**Data about app and page elements:**
--- START ---

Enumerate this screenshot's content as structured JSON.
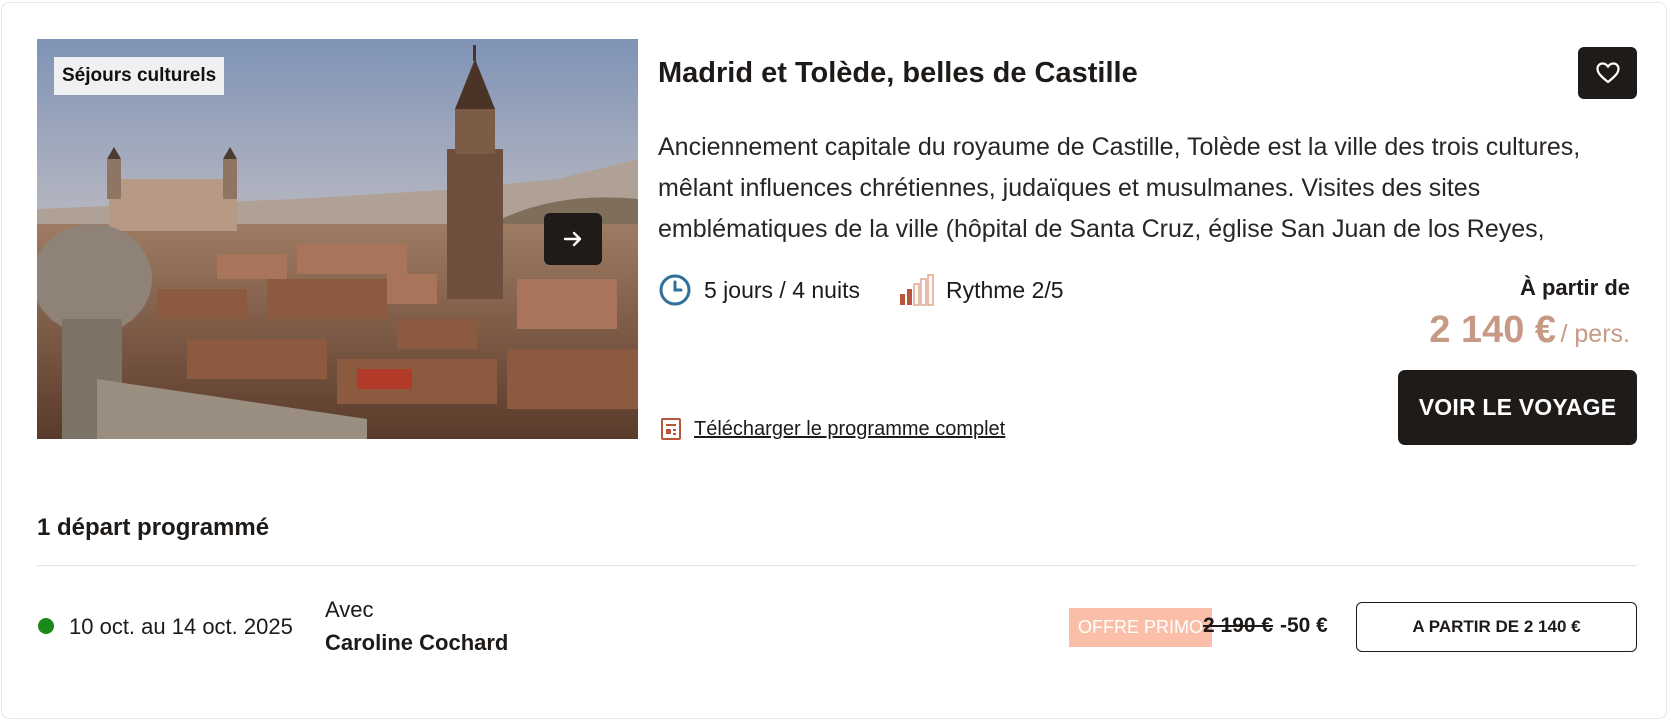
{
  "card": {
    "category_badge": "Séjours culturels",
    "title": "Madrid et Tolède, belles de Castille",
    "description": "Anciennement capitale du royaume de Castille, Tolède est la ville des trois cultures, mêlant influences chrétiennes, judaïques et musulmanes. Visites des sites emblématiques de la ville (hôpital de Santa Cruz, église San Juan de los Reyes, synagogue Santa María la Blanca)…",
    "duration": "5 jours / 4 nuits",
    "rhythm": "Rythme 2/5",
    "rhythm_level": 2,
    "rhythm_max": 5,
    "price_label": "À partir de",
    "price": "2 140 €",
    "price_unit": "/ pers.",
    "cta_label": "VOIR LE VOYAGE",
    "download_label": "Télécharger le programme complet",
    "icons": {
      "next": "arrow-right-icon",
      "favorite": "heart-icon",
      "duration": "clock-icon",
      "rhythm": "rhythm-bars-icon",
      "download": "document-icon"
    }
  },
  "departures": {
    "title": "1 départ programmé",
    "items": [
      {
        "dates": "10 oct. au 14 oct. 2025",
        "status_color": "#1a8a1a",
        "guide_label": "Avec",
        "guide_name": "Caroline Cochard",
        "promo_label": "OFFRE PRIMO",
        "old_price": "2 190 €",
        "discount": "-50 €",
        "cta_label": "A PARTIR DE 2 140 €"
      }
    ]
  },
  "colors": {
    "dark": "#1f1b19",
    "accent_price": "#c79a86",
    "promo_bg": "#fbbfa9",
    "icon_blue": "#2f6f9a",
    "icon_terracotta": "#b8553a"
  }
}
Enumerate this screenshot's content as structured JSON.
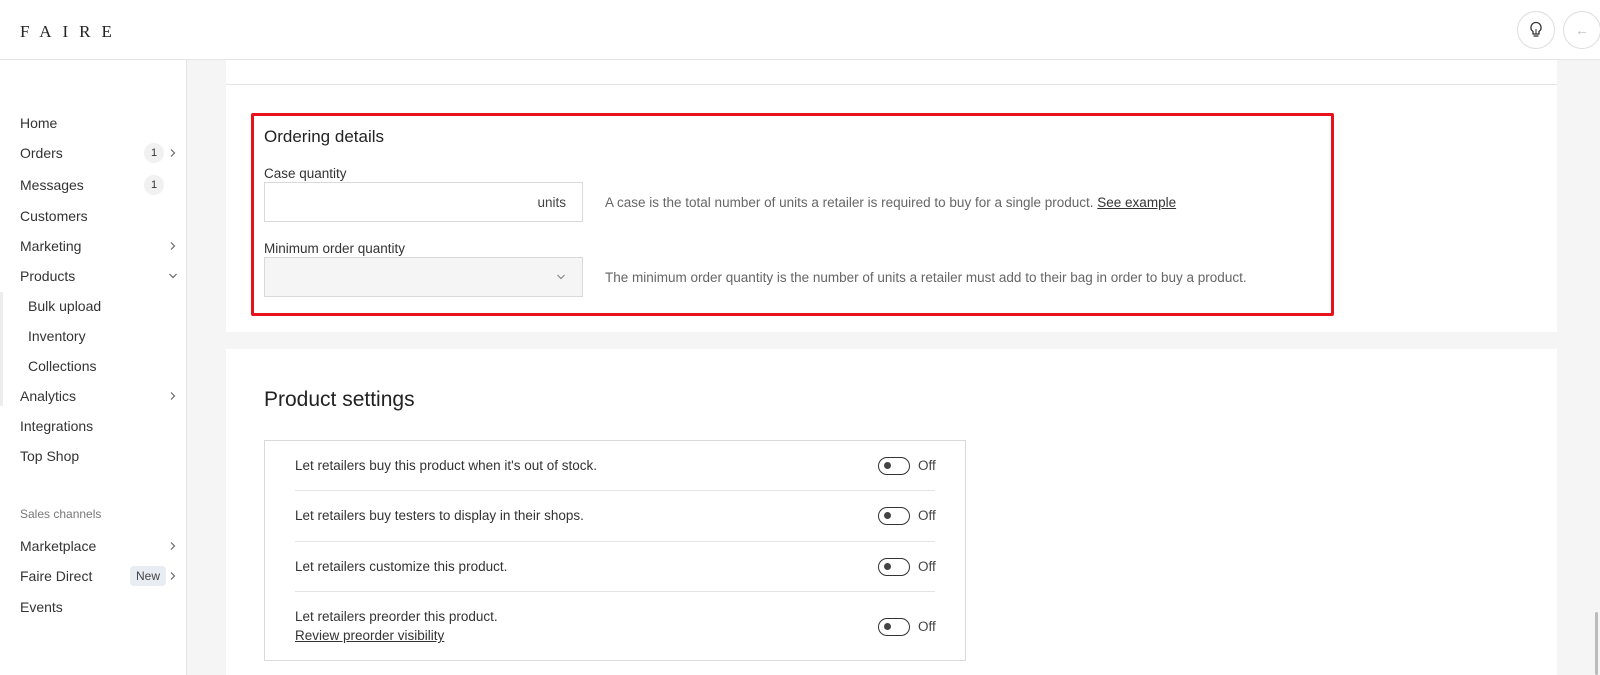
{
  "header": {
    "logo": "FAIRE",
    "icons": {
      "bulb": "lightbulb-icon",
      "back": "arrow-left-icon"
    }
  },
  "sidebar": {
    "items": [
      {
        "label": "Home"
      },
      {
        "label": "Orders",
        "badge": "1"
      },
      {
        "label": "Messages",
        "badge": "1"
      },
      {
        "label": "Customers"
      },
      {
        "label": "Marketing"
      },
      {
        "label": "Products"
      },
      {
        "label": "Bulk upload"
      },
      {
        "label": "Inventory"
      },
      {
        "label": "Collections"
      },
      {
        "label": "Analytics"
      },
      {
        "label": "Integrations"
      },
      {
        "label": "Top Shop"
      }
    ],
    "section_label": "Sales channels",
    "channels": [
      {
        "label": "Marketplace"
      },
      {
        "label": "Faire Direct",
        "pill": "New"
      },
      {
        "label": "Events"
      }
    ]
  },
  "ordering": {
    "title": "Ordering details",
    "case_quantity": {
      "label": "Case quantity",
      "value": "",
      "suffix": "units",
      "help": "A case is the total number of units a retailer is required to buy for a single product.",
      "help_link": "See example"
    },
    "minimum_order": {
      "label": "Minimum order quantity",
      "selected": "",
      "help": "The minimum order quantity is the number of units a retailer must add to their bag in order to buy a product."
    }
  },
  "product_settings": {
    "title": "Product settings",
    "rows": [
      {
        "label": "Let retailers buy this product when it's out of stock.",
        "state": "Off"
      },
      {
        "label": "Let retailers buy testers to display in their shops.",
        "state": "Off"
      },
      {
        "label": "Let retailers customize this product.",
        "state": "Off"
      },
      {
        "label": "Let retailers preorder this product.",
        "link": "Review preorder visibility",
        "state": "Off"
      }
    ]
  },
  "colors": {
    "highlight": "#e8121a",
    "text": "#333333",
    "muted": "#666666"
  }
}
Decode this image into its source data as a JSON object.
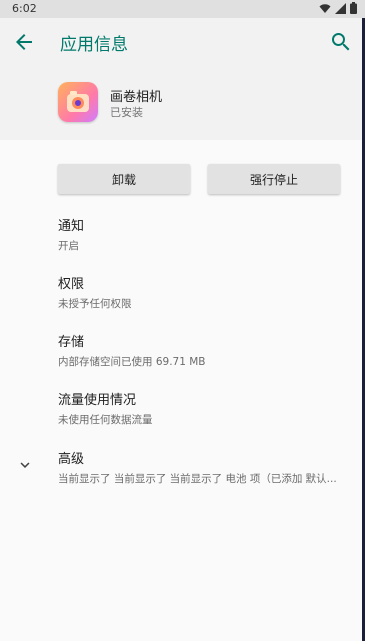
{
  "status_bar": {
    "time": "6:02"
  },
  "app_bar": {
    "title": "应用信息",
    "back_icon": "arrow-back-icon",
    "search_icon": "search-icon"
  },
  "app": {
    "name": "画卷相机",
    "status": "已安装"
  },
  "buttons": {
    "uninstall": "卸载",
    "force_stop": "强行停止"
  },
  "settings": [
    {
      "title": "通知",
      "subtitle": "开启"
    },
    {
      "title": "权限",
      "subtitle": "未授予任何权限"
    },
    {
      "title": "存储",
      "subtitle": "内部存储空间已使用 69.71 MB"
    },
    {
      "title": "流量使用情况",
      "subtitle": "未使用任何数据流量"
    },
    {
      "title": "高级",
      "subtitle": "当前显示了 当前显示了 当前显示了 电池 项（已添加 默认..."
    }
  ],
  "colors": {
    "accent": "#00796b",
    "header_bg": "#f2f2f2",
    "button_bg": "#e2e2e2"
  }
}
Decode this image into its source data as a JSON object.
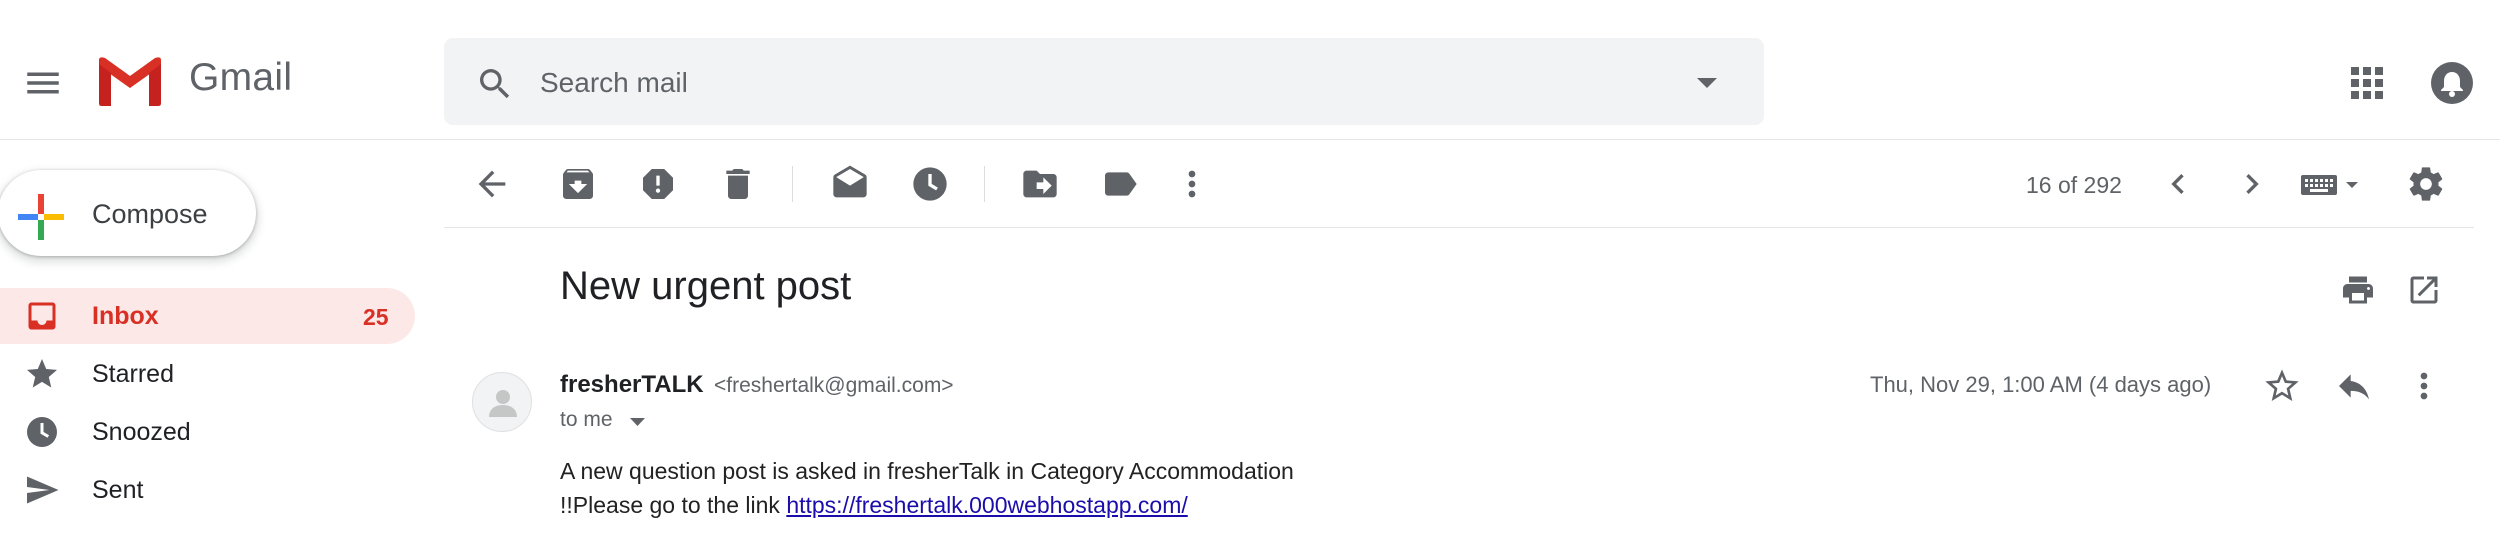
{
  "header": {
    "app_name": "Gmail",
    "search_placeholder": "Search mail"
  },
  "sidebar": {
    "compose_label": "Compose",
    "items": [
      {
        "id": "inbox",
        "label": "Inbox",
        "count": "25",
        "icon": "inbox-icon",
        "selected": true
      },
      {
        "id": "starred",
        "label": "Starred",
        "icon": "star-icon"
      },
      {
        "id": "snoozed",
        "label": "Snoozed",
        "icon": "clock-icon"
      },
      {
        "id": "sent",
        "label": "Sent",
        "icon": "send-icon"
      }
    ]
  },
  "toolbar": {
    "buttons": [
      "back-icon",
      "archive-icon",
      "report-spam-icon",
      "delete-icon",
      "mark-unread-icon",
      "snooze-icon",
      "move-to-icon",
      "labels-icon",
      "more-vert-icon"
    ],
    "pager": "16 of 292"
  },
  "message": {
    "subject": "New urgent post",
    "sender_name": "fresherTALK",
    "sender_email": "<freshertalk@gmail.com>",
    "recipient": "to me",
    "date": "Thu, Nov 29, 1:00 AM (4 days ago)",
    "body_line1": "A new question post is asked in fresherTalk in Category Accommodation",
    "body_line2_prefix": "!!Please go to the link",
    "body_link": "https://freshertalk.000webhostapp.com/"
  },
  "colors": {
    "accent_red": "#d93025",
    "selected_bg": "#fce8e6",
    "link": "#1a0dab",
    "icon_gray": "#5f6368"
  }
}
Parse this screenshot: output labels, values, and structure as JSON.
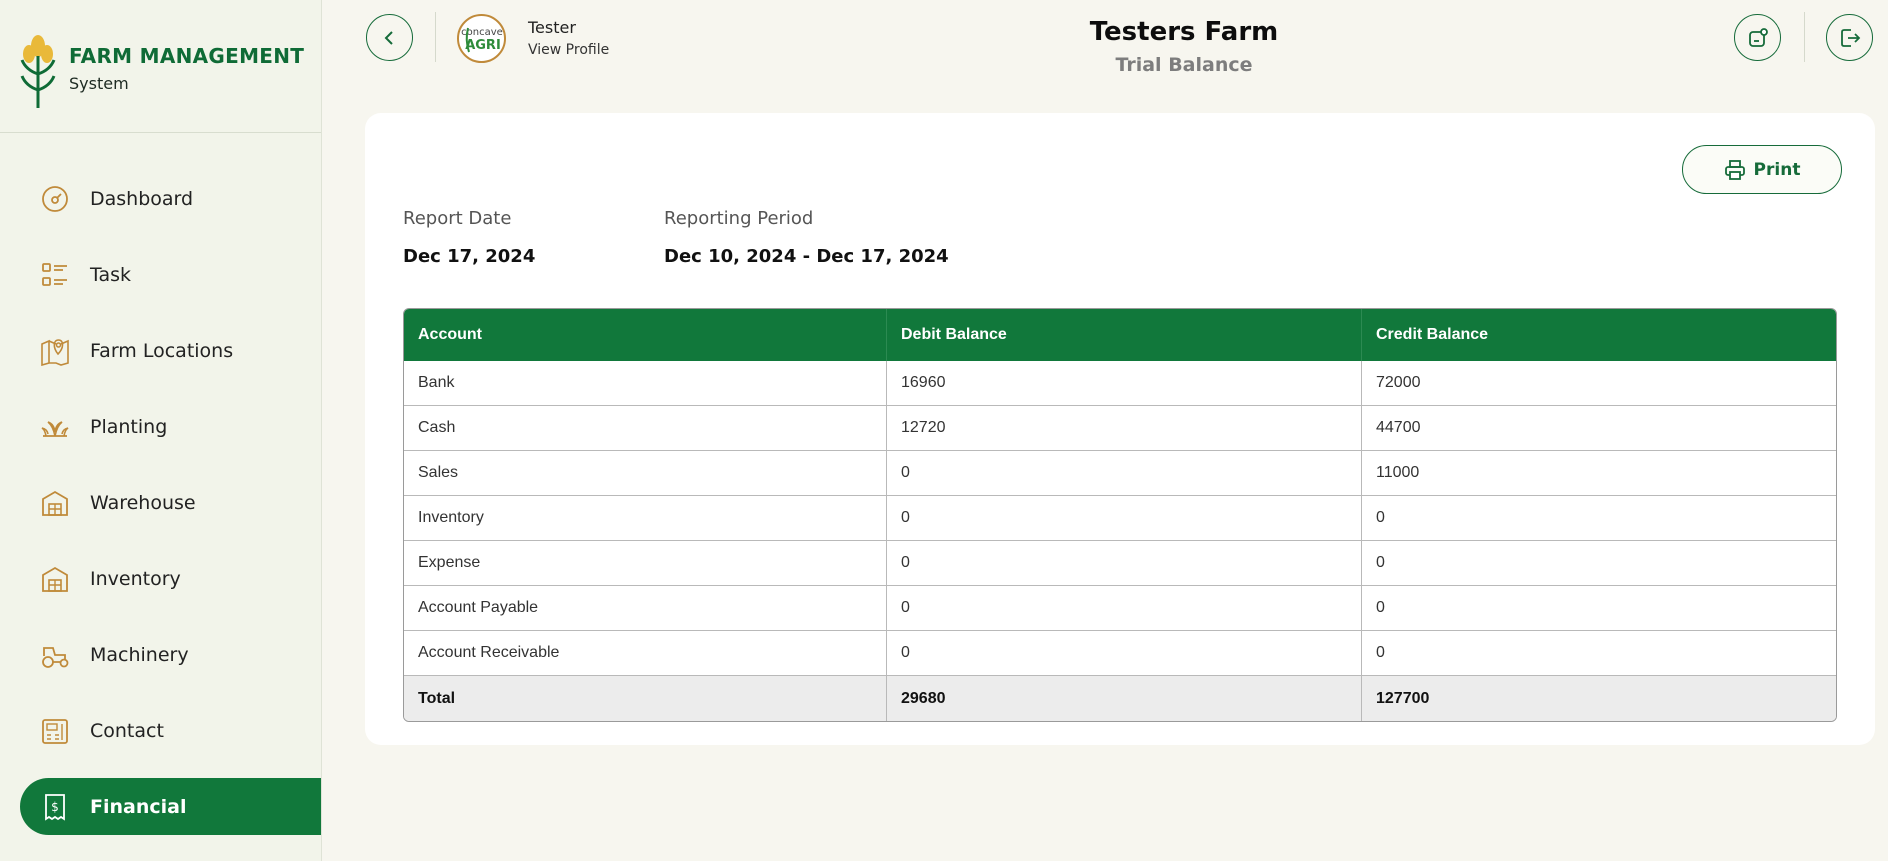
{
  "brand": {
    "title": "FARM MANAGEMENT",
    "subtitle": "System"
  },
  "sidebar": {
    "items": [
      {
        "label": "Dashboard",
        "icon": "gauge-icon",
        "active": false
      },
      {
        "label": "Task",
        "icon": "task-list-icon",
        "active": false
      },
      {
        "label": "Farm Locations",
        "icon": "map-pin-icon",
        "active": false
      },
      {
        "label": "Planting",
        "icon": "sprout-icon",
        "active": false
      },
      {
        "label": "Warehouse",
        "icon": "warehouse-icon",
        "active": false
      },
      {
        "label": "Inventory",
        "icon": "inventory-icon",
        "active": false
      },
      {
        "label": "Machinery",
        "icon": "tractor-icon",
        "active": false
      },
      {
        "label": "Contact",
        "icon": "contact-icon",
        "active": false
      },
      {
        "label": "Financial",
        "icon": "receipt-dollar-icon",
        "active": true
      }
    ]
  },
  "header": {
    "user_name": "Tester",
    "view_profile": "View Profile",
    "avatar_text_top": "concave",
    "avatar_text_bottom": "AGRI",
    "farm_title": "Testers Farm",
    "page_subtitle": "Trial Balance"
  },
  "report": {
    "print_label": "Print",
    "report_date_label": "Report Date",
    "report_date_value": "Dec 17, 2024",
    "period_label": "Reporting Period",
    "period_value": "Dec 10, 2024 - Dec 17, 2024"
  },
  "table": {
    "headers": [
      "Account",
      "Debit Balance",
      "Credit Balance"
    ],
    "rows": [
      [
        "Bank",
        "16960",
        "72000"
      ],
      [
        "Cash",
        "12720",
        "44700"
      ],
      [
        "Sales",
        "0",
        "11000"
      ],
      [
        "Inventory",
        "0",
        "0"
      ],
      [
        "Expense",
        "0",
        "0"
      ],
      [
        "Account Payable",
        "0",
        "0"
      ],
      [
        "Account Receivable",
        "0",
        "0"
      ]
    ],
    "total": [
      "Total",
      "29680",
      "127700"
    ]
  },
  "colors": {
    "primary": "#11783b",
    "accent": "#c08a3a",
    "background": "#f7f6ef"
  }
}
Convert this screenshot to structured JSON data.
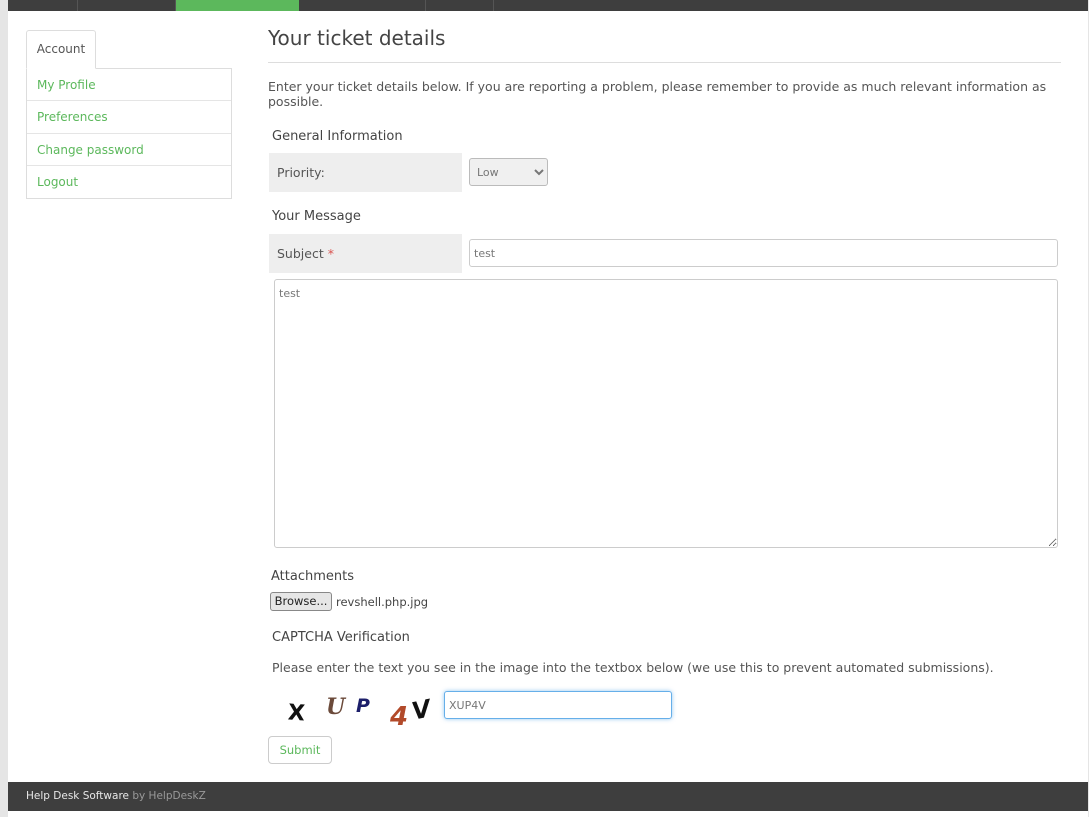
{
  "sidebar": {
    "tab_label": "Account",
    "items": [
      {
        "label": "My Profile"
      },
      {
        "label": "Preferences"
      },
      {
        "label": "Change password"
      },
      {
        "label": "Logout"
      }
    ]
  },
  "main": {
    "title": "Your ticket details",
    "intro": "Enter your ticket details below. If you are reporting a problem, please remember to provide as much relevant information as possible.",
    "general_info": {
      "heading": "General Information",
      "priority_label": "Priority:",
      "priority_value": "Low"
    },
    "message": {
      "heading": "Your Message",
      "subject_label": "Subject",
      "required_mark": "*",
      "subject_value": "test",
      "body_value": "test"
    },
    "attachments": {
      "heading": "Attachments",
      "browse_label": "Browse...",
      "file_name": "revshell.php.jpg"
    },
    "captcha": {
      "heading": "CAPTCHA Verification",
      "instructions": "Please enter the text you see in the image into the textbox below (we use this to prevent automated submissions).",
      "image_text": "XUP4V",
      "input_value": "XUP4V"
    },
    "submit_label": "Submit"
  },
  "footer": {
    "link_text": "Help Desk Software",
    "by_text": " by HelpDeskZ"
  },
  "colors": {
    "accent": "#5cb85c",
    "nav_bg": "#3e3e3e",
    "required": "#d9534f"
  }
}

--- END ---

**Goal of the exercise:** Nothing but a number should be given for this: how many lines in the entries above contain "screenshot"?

**Completed task:** 4